* RECORD EXTRACTS *
=-=-=-=-=

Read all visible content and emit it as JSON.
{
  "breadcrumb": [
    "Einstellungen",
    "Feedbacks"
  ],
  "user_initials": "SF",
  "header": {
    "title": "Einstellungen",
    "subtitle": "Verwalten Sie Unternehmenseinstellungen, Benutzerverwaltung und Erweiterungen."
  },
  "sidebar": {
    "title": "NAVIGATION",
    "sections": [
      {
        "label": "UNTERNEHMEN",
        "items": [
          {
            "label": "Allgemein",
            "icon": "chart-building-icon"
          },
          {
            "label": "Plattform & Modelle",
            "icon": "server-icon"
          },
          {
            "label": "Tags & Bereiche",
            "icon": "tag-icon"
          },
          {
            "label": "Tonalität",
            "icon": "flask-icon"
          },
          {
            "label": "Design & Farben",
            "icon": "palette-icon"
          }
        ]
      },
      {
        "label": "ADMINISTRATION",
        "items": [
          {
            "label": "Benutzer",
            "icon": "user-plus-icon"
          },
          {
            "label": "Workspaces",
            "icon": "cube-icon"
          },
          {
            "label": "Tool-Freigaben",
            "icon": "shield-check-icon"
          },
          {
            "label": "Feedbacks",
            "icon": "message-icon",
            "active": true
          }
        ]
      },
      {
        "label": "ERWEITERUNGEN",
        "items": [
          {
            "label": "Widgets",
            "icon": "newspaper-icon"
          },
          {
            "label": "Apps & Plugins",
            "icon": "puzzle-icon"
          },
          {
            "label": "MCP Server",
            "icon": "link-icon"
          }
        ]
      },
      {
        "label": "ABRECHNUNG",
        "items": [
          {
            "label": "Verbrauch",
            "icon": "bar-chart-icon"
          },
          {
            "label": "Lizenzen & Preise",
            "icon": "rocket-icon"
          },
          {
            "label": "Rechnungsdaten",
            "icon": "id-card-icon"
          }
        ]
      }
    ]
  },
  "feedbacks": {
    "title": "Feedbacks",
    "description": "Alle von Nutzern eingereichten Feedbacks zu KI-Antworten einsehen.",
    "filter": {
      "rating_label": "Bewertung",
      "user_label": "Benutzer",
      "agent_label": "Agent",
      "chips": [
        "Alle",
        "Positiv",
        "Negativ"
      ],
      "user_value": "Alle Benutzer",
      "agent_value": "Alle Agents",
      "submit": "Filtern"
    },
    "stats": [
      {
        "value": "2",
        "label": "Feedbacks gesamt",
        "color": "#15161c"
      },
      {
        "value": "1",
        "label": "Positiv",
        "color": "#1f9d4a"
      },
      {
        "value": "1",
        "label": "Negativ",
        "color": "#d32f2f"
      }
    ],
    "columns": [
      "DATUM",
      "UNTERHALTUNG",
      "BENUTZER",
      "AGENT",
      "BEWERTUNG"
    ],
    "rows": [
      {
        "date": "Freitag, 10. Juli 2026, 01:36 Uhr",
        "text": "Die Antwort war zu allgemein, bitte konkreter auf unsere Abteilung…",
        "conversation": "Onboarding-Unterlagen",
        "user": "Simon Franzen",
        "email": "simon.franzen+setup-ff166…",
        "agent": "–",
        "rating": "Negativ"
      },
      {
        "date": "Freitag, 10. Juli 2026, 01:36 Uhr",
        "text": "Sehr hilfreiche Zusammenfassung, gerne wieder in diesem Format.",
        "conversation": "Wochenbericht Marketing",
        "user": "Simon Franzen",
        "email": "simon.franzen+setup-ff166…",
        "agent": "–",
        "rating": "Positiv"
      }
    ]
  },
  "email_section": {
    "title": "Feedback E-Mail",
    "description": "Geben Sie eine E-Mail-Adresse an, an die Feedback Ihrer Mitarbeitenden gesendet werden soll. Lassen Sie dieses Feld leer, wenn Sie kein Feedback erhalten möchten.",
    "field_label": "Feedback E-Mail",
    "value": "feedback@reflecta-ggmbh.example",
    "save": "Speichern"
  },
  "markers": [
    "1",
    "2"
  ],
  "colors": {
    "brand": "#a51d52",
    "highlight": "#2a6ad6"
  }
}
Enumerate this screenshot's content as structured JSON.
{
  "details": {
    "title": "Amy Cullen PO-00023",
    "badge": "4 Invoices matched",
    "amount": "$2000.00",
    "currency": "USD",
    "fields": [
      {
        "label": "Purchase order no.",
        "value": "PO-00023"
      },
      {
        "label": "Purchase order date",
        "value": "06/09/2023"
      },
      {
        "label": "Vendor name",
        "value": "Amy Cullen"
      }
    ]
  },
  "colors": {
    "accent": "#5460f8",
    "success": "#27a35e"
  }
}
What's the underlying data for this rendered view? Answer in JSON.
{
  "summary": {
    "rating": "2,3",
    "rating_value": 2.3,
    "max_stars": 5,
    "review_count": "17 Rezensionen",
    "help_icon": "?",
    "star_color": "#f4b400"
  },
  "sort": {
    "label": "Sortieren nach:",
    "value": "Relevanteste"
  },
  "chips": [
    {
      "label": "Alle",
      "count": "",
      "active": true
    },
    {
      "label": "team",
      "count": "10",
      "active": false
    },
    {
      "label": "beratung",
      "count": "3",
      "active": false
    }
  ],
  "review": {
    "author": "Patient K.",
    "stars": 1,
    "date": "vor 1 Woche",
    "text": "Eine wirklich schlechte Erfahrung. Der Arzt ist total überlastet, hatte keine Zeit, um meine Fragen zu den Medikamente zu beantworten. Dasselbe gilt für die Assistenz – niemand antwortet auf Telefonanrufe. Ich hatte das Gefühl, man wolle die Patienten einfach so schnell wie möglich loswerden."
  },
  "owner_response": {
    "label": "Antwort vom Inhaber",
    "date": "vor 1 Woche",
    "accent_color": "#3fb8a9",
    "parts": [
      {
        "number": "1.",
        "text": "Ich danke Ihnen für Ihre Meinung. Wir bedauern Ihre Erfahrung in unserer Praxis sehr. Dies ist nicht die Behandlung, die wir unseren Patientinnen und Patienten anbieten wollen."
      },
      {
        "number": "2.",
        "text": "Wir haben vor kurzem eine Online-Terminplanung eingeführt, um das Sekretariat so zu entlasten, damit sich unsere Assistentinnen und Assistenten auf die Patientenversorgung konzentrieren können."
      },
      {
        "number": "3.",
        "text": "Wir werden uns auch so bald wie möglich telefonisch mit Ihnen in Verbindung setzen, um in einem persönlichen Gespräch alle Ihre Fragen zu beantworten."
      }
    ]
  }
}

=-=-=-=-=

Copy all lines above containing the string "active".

            "active": true
      "active": true
      "active": false
      "active": false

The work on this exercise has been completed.